═════ Input records ═════

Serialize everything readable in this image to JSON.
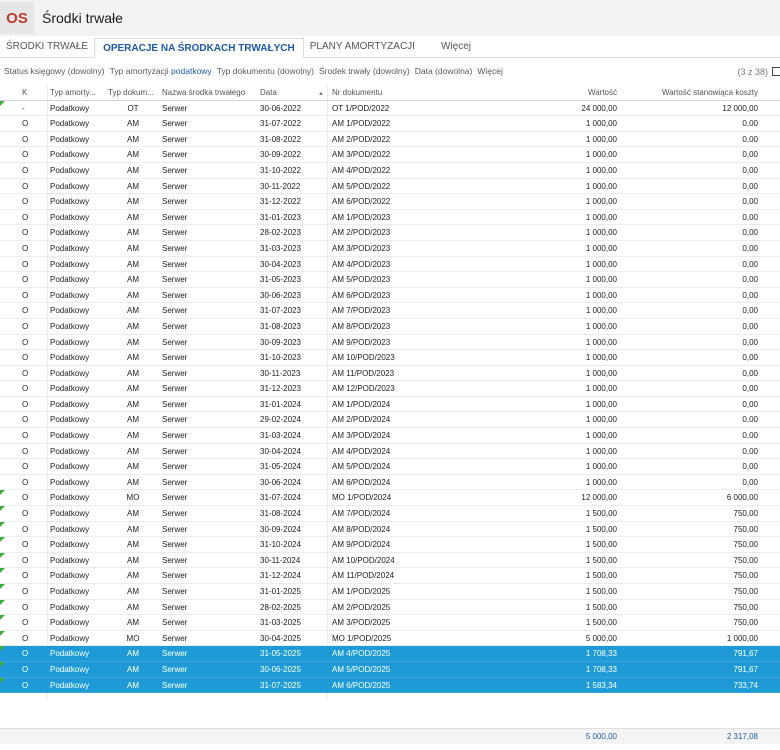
{
  "app": {
    "badge": "OS",
    "title": "Środki trwałe"
  },
  "tabs": [
    {
      "label": "ŚRODKI TRWAŁE",
      "active": false
    },
    {
      "label": "OPERACJE NA ŚRODKACH TRWAŁYCH",
      "active": true
    },
    {
      "label": "PLANY AMORTYZACJI",
      "active": false
    }
  ],
  "tabs_more": "Więcej",
  "filters": [
    {
      "label": "Status księgowy (dowolny)",
      "value": ""
    },
    {
      "label": "Typ amortyzacji ",
      "value": "podatkowy"
    },
    {
      "label": "Typ dokumentu (dowolny)",
      "value": ""
    },
    {
      "label": "Środek trwały (dowolny)",
      "value": ""
    },
    {
      "label": "Data (dowolna)",
      "value": ""
    },
    {
      "label": "Więcej",
      "value": ""
    }
  ],
  "record_count": "(3 z 38)",
  "columns": {
    "k": "K",
    "typ_amortyzacji": "Typ amorty...",
    "typ_dokumentu": "Typ dokum...",
    "nazwa": "Nazwa środka trwałego",
    "data": "Data",
    "nr": "Nr dokumentu",
    "wartosc": "Wartość",
    "wartosc_koszty": "Wartość stanowiąca koszty"
  },
  "rows": [
    {
      "k": "-",
      "ta": "Podatkowy",
      "td": "OT",
      "nz": "Serwer",
      "dt": "30-06-2022",
      "nr": "OT 1/POD/2022",
      "wa": "24 000,00",
      "wk": "12 000,00",
      "mark": true,
      "sel": false
    },
    {
      "k": "O",
      "ta": "Podatkowy",
      "td": "AM",
      "nz": "Serwer",
      "dt": "31-07-2022",
      "nr": "AM 1/POD/2022",
      "wa": "1 000,00",
      "wk": "0,00",
      "mark": false,
      "sel": false
    },
    {
      "k": "O",
      "ta": "Podatkowy",
      "td": "AM",
      "nz": "Serwer",
      "dt": "31-08-2022",
      "nr": "AM 2/POD/2022",
      "wa": "1 000,00",
      "wk": "0,00",
      "mark": false,
      "sel": false
    },
    {
      "k": "O",
      "ta": "Podatkowy",
      "td": "AM",
      "nz": "Serwer",
      "dt": "30-09-2022",
      "nr": "AM 3/POD/2022",
      "wa": "1 000,00",
      "wk": "0,00",
      "mark": false,
      "sel": false
    },
    {
      "k": "O",
      "ta": "Podatkowy",
      "td": "AM",
      "nz": "Serwer",
      "dt": "31-10-2022",
      "nr": "AM 4/POD/2022",
      "wa": "1 000,00",
      "wk": "0,00",
      "mark": false,
      "sel": false
    },
    {
      "k": "O",
      "ta": "Podatkowy",
      "td": "AM",
      "nz": "Serwer",
      "dt": "30-11-2022",
      "nr": "AM 5/POD/2022",
      "wa": "1 000,00",
      "wk": "0,00",
      "mark": false,
      "sel": false
    },
    {
      "k": "O",
      "ta": "Podatkowy",
      "td": "AM",
      "nz": "Serwer",
      "dt": "31-12-2022",
      "nr": "AM 6/POD/2022",
      "wa": "1 000,00",
      "wk": "0,00",
      "mark": false,
      "sel": false
    },
    {
      "k": "O",
      "ta": "Podatkowy",
      "td": "AM",
      "nz": "Serwer",
      "dt": "31-01-2023",
      "nr": "AM 1/POD/2023",
      "wa": "1 000,00",
      "wk": "0,00",
      "mark": false,
      "sel": false
    },
    {
      "k": "O",
      "ta": "Podatkowy",
      "td": "AM",
      "nz": "Serwer",
      "dt": "28-02-2023",
      "nr": "AM 2/POD/2023",
      "wa": "1 000,00",
      "wk": "0,00",
      "mark": false,
      "sel": false
    },
    {
      "k": "O",
      "ta": "Podatkowy",
      "td": "AM",
      "nz": "Serwer",
      "dt": "31-03-2023",
      "nr": "AM 3/POD/2023",
      "wa": "1 000,00",
      "wk": "0,00",
      "mark": false,
      "sel": false
    },
    {
      "k": "O",
      "ta": "Podatkowy",
      "td": "AM",
      "nz": "Serwer",
      "dt": "30-04-2023",
      "nr": "AM 4/POD/2023",
      "wa": "1 000,00",
      "wk": "0,00",
      "mark": false,
      "sel": false
    },
    {
      "k": "O",
      "ta": "Podatkowy",
      "td": "AM",
      "nz": "Serwer",
      "dt": "31-05-2023",
      "nr": "AM 5/POD/2023",
      "wa": "1 000,00",
      "wk": "0,00",
      "mark": false,
      "sel": false
    },
    {
      "k": "O",
      "ta": "Podatkowy",
      "td": "AM",
      "nz": "Serwer",
      "dt": "30-06-2023",
      "nr": "AM 6/POD/2023",
      "wa": "1 000,00",
      "wk": "0,00",
      "mark": false,
      "sel": false
    },
    {
      "k": "O",
      "ta": "Podatkowy",
      "td": "AM",
      "nz": "Serwer",
      "dt": "31-07-2023",
      "nr": "AM 7/POD/2023",
      "wa": "1 000,00",
      "wk": "0,00",
      "mark": false,
      "sel": false
    },
    {
      "k": "O",
      "ta": "Podatkowy",
      "td": "AM",
      "nz": "Serwer",
      "dt": "31-08-2023",
      "nr": "AM 8/POD/2023",
      "wa": "1 000,00",
      "wk": "0,00",
      "mark": false,
      "sel": false
    },
    {
      "k": "O",
      "ta": "Podatkowy",
      "td": "AM",
      "nz": "Serwer",
      "dt": "30-09-2023",
      "nr": "AM 9/POD/2023",
      "wa": "1 000,00",
      "wk": "0,00",
      "mark": false,
      "sel": false
    },
    {
      "k": "O",
      "ta": "Podatkowy",
      "td": "AM",
      "nz": "Serwer",
      "dt": "31-10-2023",
      "nr": "AM 10/POD/2023",
      "wa": "1 000,00",
      "wk": "0,00",
      "mark": false,
      "sel": false
    },
    {
      "k": "O",
      "ta": "Podatkowy",
      "td": "AM",
      "nz": "Serwer",
      "dt": "30-11-2023",
      "nr": "AM 11/POD/2023",
      "wa": "1 000,00",
      "wk": "0,00",
      "mark": false,
      "sel": false
    },
    {
      "k": "O",
      "ta": "Podatkowy",
      "td": "AM",
      "nz": "Serwer",
      "dt": "31-12-2023",
      "nr": "AM 12/POD/2023",
      "wa": "1 000,00",
      "wk": "0,00",
      "mark": false,
      "sel": false
    },
    {
      "k": "O",
      "ta": "Podatkowy",
      "td": "AM",
      "nz": "Serwer",
      "dt": "31-01-2024",
      "nr": "AM 1/POD/2024",
      "wa": "1 000,00",
      "wk": "0,00",
      "mark": false,
      "sel": false
    },
    {
      "k": "O",
      "ta": "Podatkowy",
      "td": "AM",
      "nz": "Serwer",
      "dt": "29-02-2024",
      "nr": "AM 2/POD/2024",
      "wa": "1 000,00",
      "wk": "0,00",
      "mark": false,
      "sel": false
    },
    {
      "k": "O",
      "ta": "Podatkowy",
      "td": "AM",
      "nz": "Serwer",
      "dt": "31-03-2024",
      "nr": "AM 3/POD/2024",
      "wa": "1 000,00",
      "wk": "0,00",
      "mark": false,
      "sel": false
    },
    {
      "k": "O",
      "ta": "Podatkowy",
      "td": "AM",
      "nz": "Serwer",
      "dt": "30-04-2024",
      "nr": "AM 4/POD/2024",
      "wa": "1 000,00",
      "wk": "0,00",
      "mark": false,
      "sel": false
    },
    {
      "k": "O",
      "ta": "Podatkowy",
      "td": "AM",
      "nz": "Serwer",
      "dt": "31-05-2024",
      "nr": "AM 5/POD/2024",
      "wa": "1 000,00",
      "wk": "0,00",
      "mark": false,
      "sel": false
    },
    {
      "k": "O",
      "ta": "Podatkowy",
      "td": "AM",
      "nz": "Serwer",
      "dt": "30-06-2024",
      "nr": "AM 6/POD/2024",
      "wa": "1 000,00",
      "wk": "0,00",
      "mark": false,
      "sel": false
    },
    {
      "k": "O",
      "ta": "Podatkowy",
      "td": "MO",
      "nz": "Serwer",
      "dt": "31-07-2024",
      "nr": "MO 1/POD/2024",
      "wa": "12 000,00",
      "wk": "6 000,00",
      "mark": true,
      "sel": false
    },
    {
      "k": "O",
      "ta": "Podatkowy",
      "td": "AM",
      "nz": "Serwer",
      "dt": "31-08-2024",
      "nr": "AM 7/POD/2024",
      "wa": "1 500,00",
      "wk": "750,00",
      "mark": true,
      "sel": false
    },
    {
      "k": "O",
      "ta": "Podatkowy",
      "td": "AM",
      "nz": "Serwer",
      "dt": "30-09-2024",
      "nr": "AM 8/POD/2024",
      "wa": "1 500,00",
      "wk": "750,00",
      "mark": true,
      "sel": false
    },
    {
      "k": "O",
      "ta": "Podatkowy",
      "td": "AM",
      "nz": "Serwer",
      "dt": "31-10-2024",
      "nr": "AM 9/POD/2024",
      "wa": "1 500,00",
      "wk": "750,00",
      "mark": true,
      "sel": false
    },
    {
      "k": "O",
      "ta": "Podatkowy",
      "td": "AM",
      "nz": "Serwer",
      "dt": "30-11-2024",
      "nr": "AM 10/POD/2024",
      "wa": "1 500,00",
      "wk": "750,00",
      "mark": true,
      "sel": false
    },
    {
      "k": "O",
      "ta": "Podatkowy",
      "td": "AM",
      "nz": "Serwer",
      "dt": "31-12-2024",
      "nr": "AM 11/POD/2024",
      "wa": "1 500,00",
      "wk": "750,00",
      "mark": true,
      "sel": false
    },
    {
      "k": "O",
      "ta": "Podatkowy",
      "td": "AM",
      "nz": "Serwer",
      "dt": "31-01-2025",
      "nr": "AM 1/POD/2025",
      "wa": "1 500,00",
      "wk": "750,00",
      "mark": true,
      "sel": false
    },
    {
      "k": "O",
      "ta": "Podatkowy",
      "td": "AM",
      "nz": "Serwer",
      "dt": "28-02-2025",
      "nr": "AM 2/POD/2025",
      "wa": "1 500,00",
      "wk": "750,00",
      "mark": true,
      "sel": false
    },
    {
      "k": "O",
      "ta": "Podatkowy",
      "td": "AM",
      "nz": "Serwer",
      "dt": "31-03-2025",
      "nr": "AM 3/POD/2025",
      "wa": "1 500,00",
      "wk": "750,00",
      "mark": true,
      "sel": false
    },
    {
      "k": "O",
      "ta": "Podatkowy",
      "td": "MO",
      "nz": "Serwer",
      "dt": "30-04-2025",
      "nr": "MO 1/POD/2025",
      "wa": "5 000,00",
      "wk": "1 000,00",
      "mark": true,
      "sel": false
    },
    {
      "k": "O",
      "ta": "Podatkowy",
      "td": "AM",
      "nz": "Serwer",
      "dt": "31-05-2025",
      "nr": "AM 4/POD/2025",
      "wa": "1 708,33",
      "wk": "791,67",
      "mark": true,
      "sel": true
    },
    {
      "k": "O",
      "ta": "Podatkowy",
      "td": "AM",
      "nz": "Serwer",
      "dt": "30-06-2025",
      "nr": "AM 5/POD/2025",
      "wa": "1 708,33",
      "wk": "791,67",
      "mark": true,
      "sel": true
    },
    {
      "k": "O",
      "ta": "Podatkowy",
      "td": "AM",
      "nz": "Serwer",
      "dt": "31-07-2025",
      "nr": "AM 6/POD/2025",
      "wa": "1 583,34",
      "wk": "733,74",
      "mark": true,
      "sel": true
    }
  ],
  "totals": {
    "wartosc": "5 000,00",
    "wartosc_koszty": "2 317,08"
  }
}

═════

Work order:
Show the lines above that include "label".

Exercise answer:
      "label": "ŚRODKI TRWAŁE",
      "label": "OPERACJE NA ŚRODKACH TRWAŁYCH",
      "label": "PLANY AMORTYZACJI",
      "label": "Status księgowy (dowolny)",
      "label": "Typ amortyzacji ",
      "label": "Typ dokumentu (dowolny)",
      "label": "Środek trwały (dowolny)",
      "label": "Data (dowolna)",
      "label": "Więcej",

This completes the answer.